* PROBLEM DETAILS *
Work through the records that follow and return each line containing the word "calculation".

* RECORDS TO USE *
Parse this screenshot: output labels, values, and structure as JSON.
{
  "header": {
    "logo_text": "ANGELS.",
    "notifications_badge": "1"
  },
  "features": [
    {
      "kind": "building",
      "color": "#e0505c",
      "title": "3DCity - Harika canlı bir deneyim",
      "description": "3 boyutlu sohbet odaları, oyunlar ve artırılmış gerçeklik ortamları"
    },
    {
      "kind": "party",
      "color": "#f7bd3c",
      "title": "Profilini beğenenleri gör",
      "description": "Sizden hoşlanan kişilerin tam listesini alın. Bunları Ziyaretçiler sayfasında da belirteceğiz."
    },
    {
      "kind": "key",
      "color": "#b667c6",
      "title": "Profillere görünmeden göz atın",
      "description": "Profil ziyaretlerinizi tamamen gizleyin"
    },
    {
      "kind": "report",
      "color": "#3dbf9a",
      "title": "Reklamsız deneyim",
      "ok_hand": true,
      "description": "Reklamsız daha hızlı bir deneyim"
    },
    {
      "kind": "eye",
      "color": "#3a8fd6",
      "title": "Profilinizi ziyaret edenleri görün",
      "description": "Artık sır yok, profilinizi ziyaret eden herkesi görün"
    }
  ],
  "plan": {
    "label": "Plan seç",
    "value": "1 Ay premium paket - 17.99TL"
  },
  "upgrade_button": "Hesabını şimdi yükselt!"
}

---

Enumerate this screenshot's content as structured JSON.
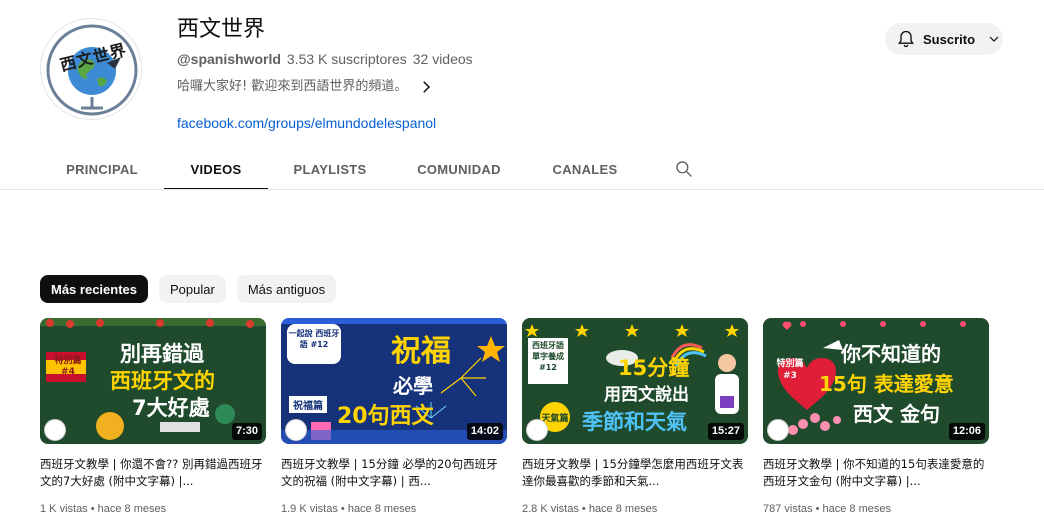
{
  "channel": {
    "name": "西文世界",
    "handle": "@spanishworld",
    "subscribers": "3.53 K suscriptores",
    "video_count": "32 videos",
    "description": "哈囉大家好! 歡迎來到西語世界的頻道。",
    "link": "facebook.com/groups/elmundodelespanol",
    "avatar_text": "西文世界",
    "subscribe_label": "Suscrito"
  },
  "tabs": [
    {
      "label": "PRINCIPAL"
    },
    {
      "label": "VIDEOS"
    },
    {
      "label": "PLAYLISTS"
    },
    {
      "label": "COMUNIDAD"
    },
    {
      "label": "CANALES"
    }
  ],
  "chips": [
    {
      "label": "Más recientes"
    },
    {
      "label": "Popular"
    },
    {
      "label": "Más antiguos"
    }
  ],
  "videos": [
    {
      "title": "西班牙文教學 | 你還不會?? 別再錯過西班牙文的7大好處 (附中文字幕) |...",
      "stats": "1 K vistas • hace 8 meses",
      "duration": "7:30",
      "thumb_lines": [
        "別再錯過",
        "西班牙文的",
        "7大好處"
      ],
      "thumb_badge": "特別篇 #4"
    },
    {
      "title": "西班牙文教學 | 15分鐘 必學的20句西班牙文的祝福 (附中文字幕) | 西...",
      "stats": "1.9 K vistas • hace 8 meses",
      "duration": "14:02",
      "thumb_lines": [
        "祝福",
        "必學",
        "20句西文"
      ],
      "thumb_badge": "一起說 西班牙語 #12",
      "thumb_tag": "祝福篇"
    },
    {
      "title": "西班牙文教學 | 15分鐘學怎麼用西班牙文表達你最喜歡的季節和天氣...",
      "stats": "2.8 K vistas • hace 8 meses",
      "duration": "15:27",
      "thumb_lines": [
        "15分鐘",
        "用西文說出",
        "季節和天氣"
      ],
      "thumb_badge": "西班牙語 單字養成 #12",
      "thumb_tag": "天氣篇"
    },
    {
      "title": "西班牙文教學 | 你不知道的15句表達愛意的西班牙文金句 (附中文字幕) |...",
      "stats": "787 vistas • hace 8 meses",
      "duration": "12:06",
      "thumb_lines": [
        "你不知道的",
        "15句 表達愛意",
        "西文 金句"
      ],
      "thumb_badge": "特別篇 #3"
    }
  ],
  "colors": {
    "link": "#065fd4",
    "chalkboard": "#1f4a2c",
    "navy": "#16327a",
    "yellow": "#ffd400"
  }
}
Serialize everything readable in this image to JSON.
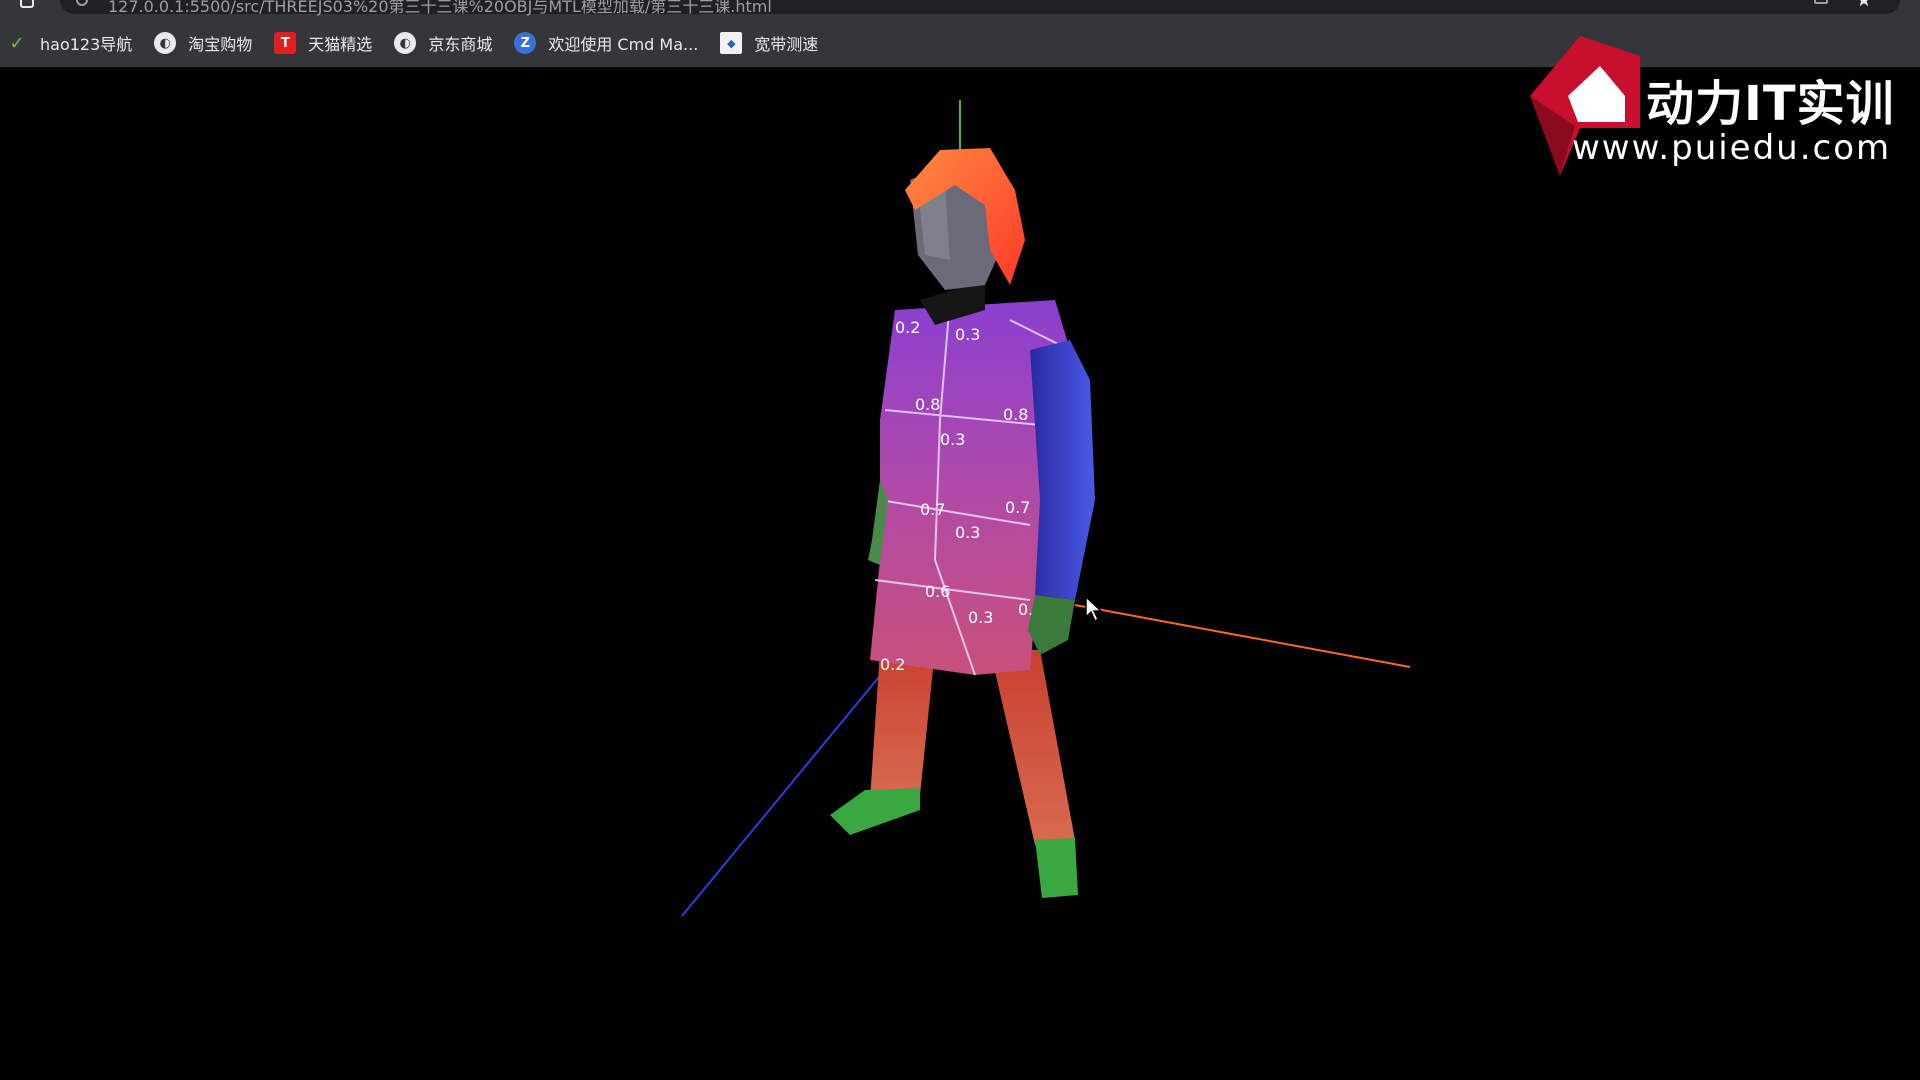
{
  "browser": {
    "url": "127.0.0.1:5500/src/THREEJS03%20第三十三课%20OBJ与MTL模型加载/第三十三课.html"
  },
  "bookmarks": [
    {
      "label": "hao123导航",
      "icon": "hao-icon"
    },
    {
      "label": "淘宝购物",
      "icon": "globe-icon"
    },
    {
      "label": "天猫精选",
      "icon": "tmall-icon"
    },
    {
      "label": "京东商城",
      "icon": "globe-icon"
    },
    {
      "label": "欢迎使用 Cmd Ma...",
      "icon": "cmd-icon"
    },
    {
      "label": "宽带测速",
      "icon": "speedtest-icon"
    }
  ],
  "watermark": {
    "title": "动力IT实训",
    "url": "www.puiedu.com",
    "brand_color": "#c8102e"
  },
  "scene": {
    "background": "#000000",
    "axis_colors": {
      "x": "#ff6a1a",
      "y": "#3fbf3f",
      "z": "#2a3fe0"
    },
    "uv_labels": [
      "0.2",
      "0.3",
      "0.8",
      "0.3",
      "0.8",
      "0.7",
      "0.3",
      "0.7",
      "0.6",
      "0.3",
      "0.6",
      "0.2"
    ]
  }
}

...

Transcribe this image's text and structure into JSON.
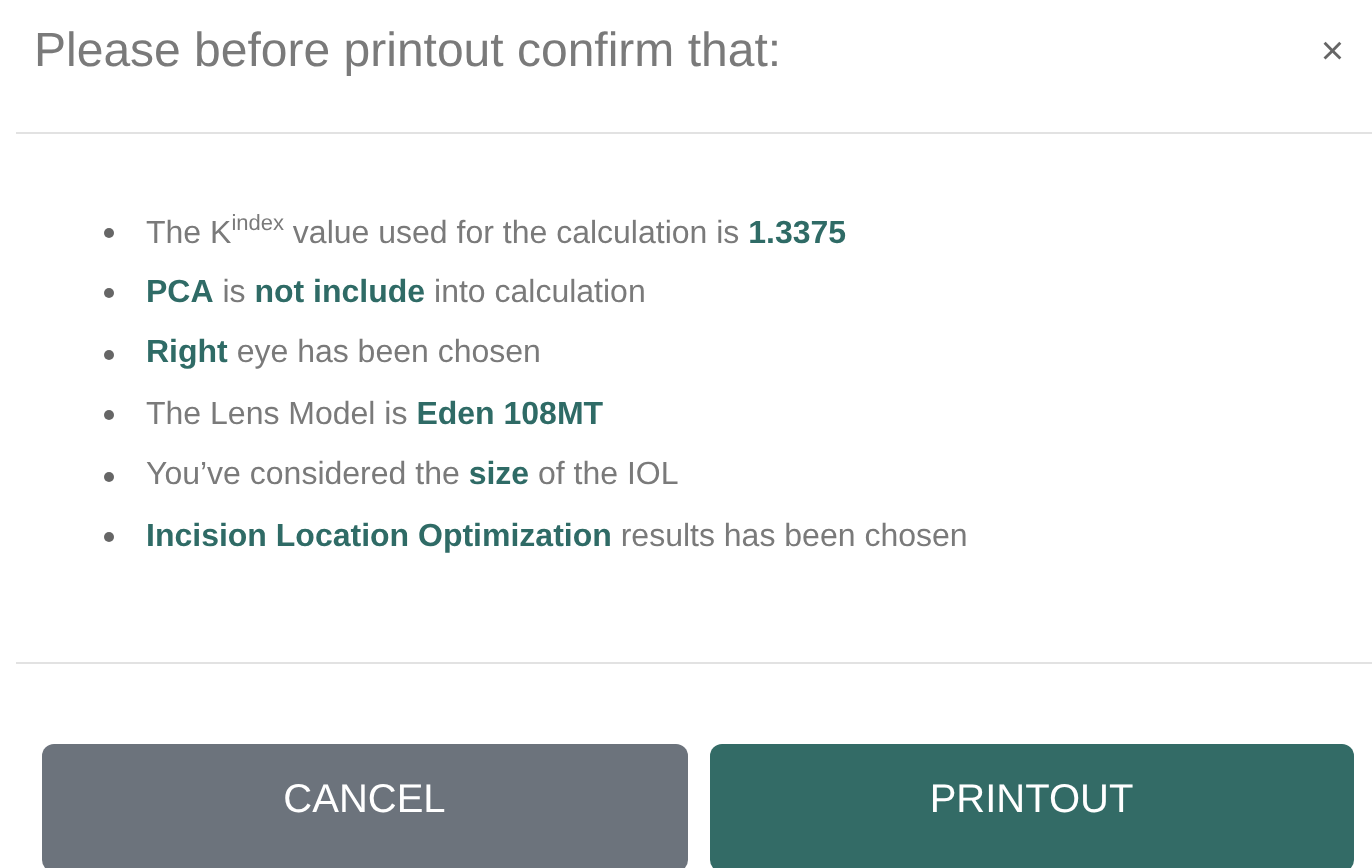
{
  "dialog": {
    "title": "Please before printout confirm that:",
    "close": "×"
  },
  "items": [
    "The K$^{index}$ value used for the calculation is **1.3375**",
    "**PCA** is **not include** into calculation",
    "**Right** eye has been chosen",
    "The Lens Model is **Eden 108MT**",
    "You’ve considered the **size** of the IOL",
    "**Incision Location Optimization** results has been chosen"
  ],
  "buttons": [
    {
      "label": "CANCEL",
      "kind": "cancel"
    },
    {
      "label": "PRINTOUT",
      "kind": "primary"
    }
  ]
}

* RESULT OF THE TASK *
    "The K$^{index}$ value used for the calculation is **1.3375**",
    "**PCA** is **not include** into calculation",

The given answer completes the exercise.